This post first appeared on Care2.com
You adopted your dog and cat from a local animal shelter and now you would like to add an aquarium to your home. As an animal welfare advocate, you wonder if it’s possible to adopt a fish? The answer is yes but you may have to do a little more research to find fish in need of a home. You’ll also need to decide on the type of aquarium you want to keep.
“Adopting fish is a great idea,” said Ted Colletti, a member of the North Jersey Aquarium Society (NJAS) and author of The Tub Pond Handbook and Aquarium Care of Livebearers. “Fish are animals too. They may not be cuddly like dogs or cats, but they can still feel discomfort and suffer from neglect just like others pets.”
Experts say first-time aquarium hobbyists should focus on freshwater fish. Before rushing out to adopt your fish it’s important that you learn everything you can about the proper care and size and maintenance of tanks. Many clubs like the NJAS hold monthly meetings, welcome beginners and are eager to share their knowledge on fish keeping.
Where to find homeless fish
Petco’s “Think Adoption First” policy extends to fish with some stores offering fish for adoption on an “as available” basis. The fish are surrendered by owners who no longer want them and can be viewed in adoption tanks at the store. There isn’t a formal application process for adopting surrendered fish, instead, adopters are asked to fill out a standard animal care form and are educated on the care of the fish before taking them home.

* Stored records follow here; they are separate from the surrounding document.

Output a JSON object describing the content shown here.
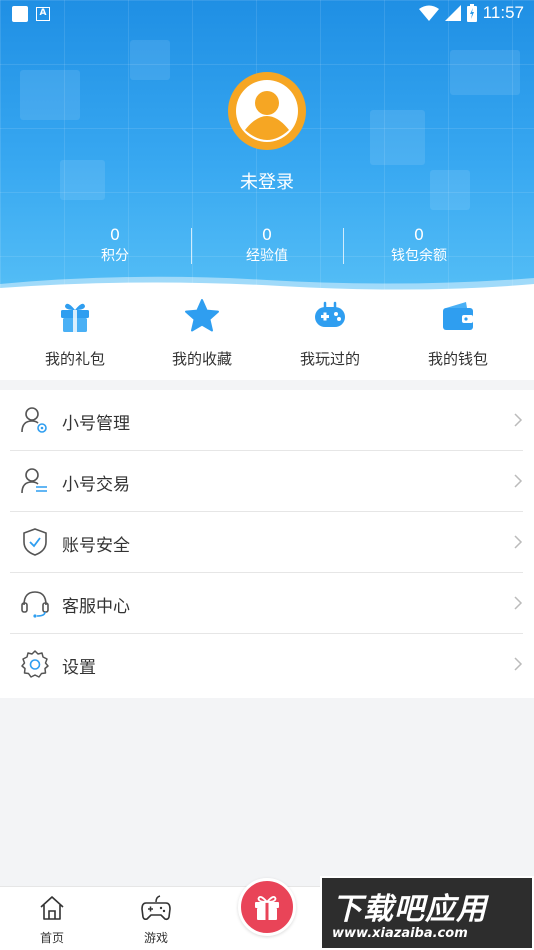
{
  "status_bar": {
    "time": "11:57"
  },
  "profile": {
    "username": "未登录"
  },
  "stats": [
    {
      "value": "0",
      "label": "积分"
    },
    {
      "value": "0",
      "label": "经验值"
    },
    {
      "value": "0",
      "label": "钱包余额"
    }
  ],
  "quick_actions": [
    {
      "label": "我的礼包",
      "icon": "gift-icon"
    },
    {
      "label": "我的收藏",
      "icon": "star-icon"
    },
    {
      "label": "我玩过的",
      "icon": "gamepad-icon"
    },
    {
      "label": "我的钱包",
      "icon": "wallet-icon"
    }
  ],
  "menu": [
    {
      "label": "小号管理",
      "icon": "user-settings-icon"
    },
    {
      "label": "小号交易",
      "icon": "user-trade-icon"
    },
    {
      "label": "账号安全",
      "icon": "shield-check-icon"
    },
    {
      "label": "客服中心",
      "icon": "headset-icon"
    },
    {
      "label": "设置",
      "icon": "gear-icon"
    }
  ],
  "bottom_nav": [
    {
      "label": "首页",
      "icon": "home-icon"
    },
    {
      "label": "游戏",
      "icon": "controller-icon"
    },
    {
      "label": "",
      "icon": "gift-icon"
    }
  ],
  "watermark": {
    "title": "下载吧应用",
    "url": "www.xiazaiba.com"
  },
  "colors": {
    "header_blue": "#2a9bea",
    "accent_blue": "#2f9ef0",
    "avatar_orange": "#f6a623",
    "gift_red": "#e94458"
  }
}
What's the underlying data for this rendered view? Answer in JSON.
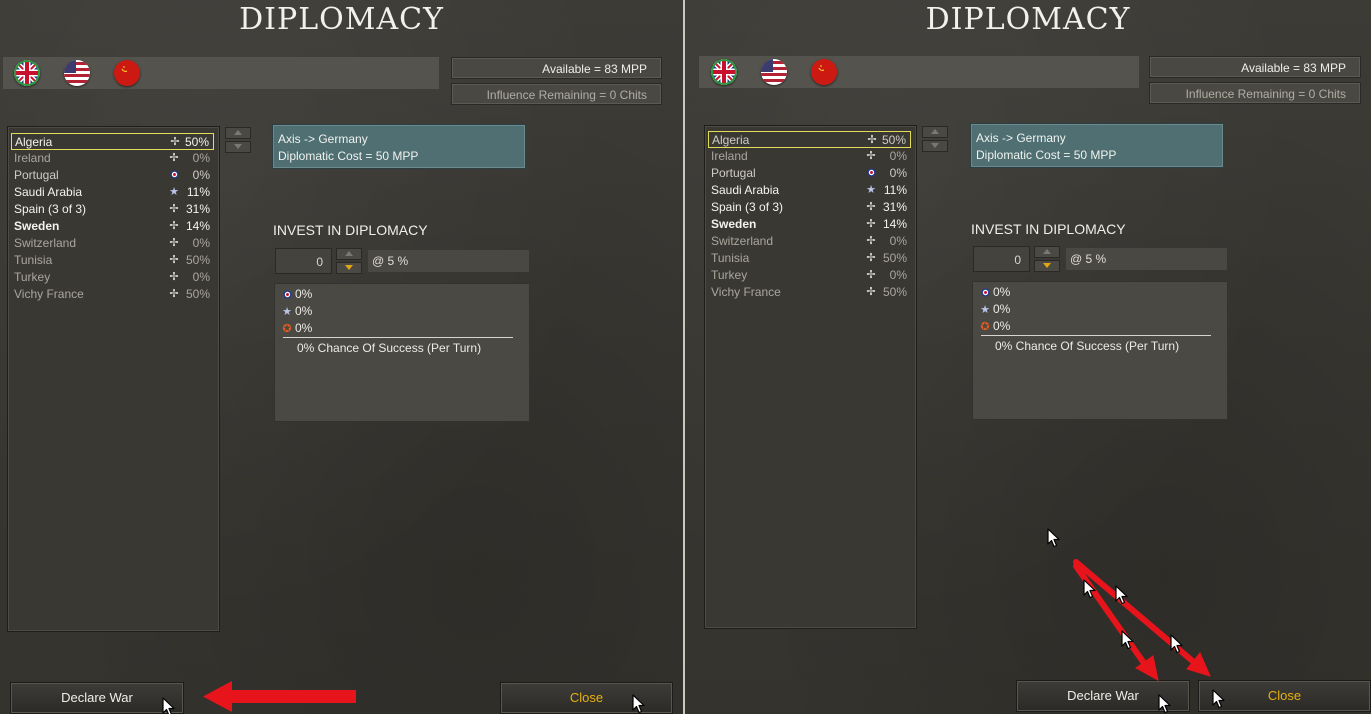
{
  "panels": [
    {
      "title": "DIPLOMACY",
      "available": "Available = 83 MPP",
      "influence": "Influence Remaining = 0 Chits",
      "countries": [
        {
          "name": "Algeria",
          "icon": "axis-cross",
          "pct": "50%"
        },
        {
          "name": "Ireland",
          "icon": "axis-cross",
          "pct": "0%"
        },
        {
          "name": "Portugal",
          "icon": "uk-roundel",
          "pct": "0%"
        },
        {
          "name": "Saudi Arabia",
          "icon": "us-star",
          "pct": "11%"
        },
        {
          "name": "Spain (3 of 3)",
          "icon": "axis-cross",
          "pct": "31%"
        },
        {
          "name": "Sweden",
          "icon": "axis-cross",
          "pct": "14%"
        },
        {
          "name": "Switzerland",
          "icon": "axis-cross",
          "pct": "0%"
        },
        {
          "name": "Tunisia",
          "icon": "axis-cross",
          "pct": "50%"
        },
        {
          "name": "Turkey",
          "icon": "axis-cross",
          "pct": "0%"
        },
        {
          "name": "Vichy France",
          "icon": "axis-cross",
          "pct": "50%"
        }
      ],
      "target_line1": "Axis -> Germany",
      "target_line2": "Diplomatic Cost = 50 MPP",
      "invest_title": "INVEST IN DIPLOMACY",
      "invest_value": "0",
      "invest_rate": "@ 5 %",
      "results": [
        {
          "icon": "uk-roundel",
          "value": "0%"
        },
        {
          "icon": "us-star",
          "value": "0%"
        },
        {
          "icon": "soviet-star",
          "value": "0%"
        }
      ],
      "chance": "0% Chance Of Success (Per Turn)",
      "declare_label": "Declare War",
      "close_label": "Close"
    },
    {
      "title": "DIPLOMACY",
      "available": "Available = 83 MPP",
      "influence": "Influence Remaining = 0 Chits",
      "countries": [
        {
          "name": "Algeria",
          "icon": "axis-cross",
          "pct": "50%"
        },
        {
          "name": "Ireland",
          "icon": "axis-cross",
          "pct": "0%"
        },
        {
          "name": "Portugal",
          "icon": "uk-roundel",
          "pct": "0%"
        },
        {
          "name": "Saudi Arabia",
          "icon": "us-star",
          "pct": "11%"
        },
        {
          "name": "Spain (3 of 3)",
          "icon": "axis-cross",
          "pct": "31%"
        },
        {
          "name": "Sweden",
          "icon": "axis-cross",
          "pct": "14%"
        },
        {
          "name": "Switzerland",
          "icon": "axis-cross",
          "pct": "0%"
        },
        {
          "name": "Tunisia",
          "icon": "axis-cross",
          "pct": "50%"
        },
        {
          "name": "Turkey",
          "icon": "axis-cross",
          "pct": "0%"
        },
        {
          "name": "Vichy France",
          "icon": "axis-cross",
          "pct": "50%"
        }
      ],
      "target_line1": "Axis -> Germany",
      "target_line2": "Diplomatic Cost = 50 MPP",
      "invest_title": "INVEST IN DIPLOMACY",
      "invest_value": "0",
      "invest_rate": "@ 5 %",
      "results": [
        {
          "icon": "uk-roundel",
          "value": "0%"
        },
        {
          "icon": "us-star",
          "value": "0%"
        },
        {
          "icon": "soviet-star",
          "value": "0%"
        }
      ],
      "chance": "0% Chance Of Success (Per Turn)",
      "declare_label": "Declare War",
      "close_label": "Close"
    }
  ],
  "colors": {
    "selection_border": "#e3dc5a",
    "close_text": "#e7b10f",
    "annotation_arrow": "#e8141c",
    "target_box": "#4f6f73"
  }
}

Some shelters offer fish for adoption
Petfinder.org is a great place to being your search for shelter fish. Choose Scales, Fins & Others from the “Type” drop-down menu. If a specific location doesn’t show fish in need of homes, go to the advanced search box and choose “anywhere.” This will show you fish for adoption nationwide and you can search for shelters within driving distance. Some humane societies and rescue groups will ship fish to adopters.
A recent advanced/anywhere search on Petfinder turned up Gator, a large algae eater, available for adoption at Loving Companions Animal Rescue, Inc. in North Pole, AK. Forever Friends Humane Society in Sallisaw, OK, had “lots of wonderful goldfish” for a fountain type fish pond. The post said the fish were all healthy and in need of a home because their family had too many fish. And Phil, a goldfish, was available for adoption at Heartland Small Animal Rescue, Inc., in Mishawaka, IN. He was surrendered by his previous owner because he was “snacking on baby guppies.” The shelter said he currently lived with other goldfish and happily “dined on goldfish flakes.”
Nonprofits focused on specific fish species
Through online research, you can find clubs, organizations and fish lovers who have come to the rescue of unwanted fish. A number of them focus on one particular species. For example, there are a number of koi rescues including Koi Rescue, Phoenix Arizona, in North Carolina KoiNetters.com and the Lone Star Koi Club in Houston, TX.
Typically kept in outdoor ponds, koi can live 60-plus years if kept in good water. Some of the common reasons these fish end up in rescue include:
- The sale of a home and new owners who are not interested in maintaining the koi pond
- An overstocked backyard pond
- Koi who outgrow a home aquarium
- Owners who are no longer willing to commit to the care of the fish
- Families with young children who close up a koi pond because of the drowning risk
Located in Highland, NY, Moonshadow Betta Fish Rescue rehabilitates and rehomes betta fish. The bettas come from a variety of sources and with a wide range of ailments such as ammonia poisoning, ammonia burns, fin rot and missing fins. Once healthy, the fish are offered for adoption. Some fish require an adoption fee while others are free although donations are always welcome. The rescue will meet adopters up to two hours away and some fish can be shipped to their new homes.
Craigslist and Hobby Forums
Rene Umberger, founder and executive director of For the Fishes, a nonprofit organization working to educate aquarium hobbyists about the abuse of saltwater fish in the wild to supply the pet fish trade, suggests potential adopters create Google alerts for local Craigslist offerings to find freshwater fish in need of homes. Also, search hobby forums for aquarium hobbyists looking to rehome their fish. For example AquariaCentral.com and Tropicalfishkeeping.com. A quick look through these forums did result in discussions about rehoming fish. Depending on the species, some owners look for a fee for their fish while others are more interested in finding their finned friends a new loving home.
Fish Club Members Can Offer Advice When Looking to Adopt a Fish
Colletti said fish clubs are a great source for anyone looking to adopt fish. These clubs are filled with conservationists and those who understand the delicate balance of the aquatic world and care about the treatment of fish. A search for “aquarium society” and “tropical fish club” along with a state will lead to local experts. In addition, the Aqua World Aquarium website offers an extensive list of local fish clubs and national and international associations.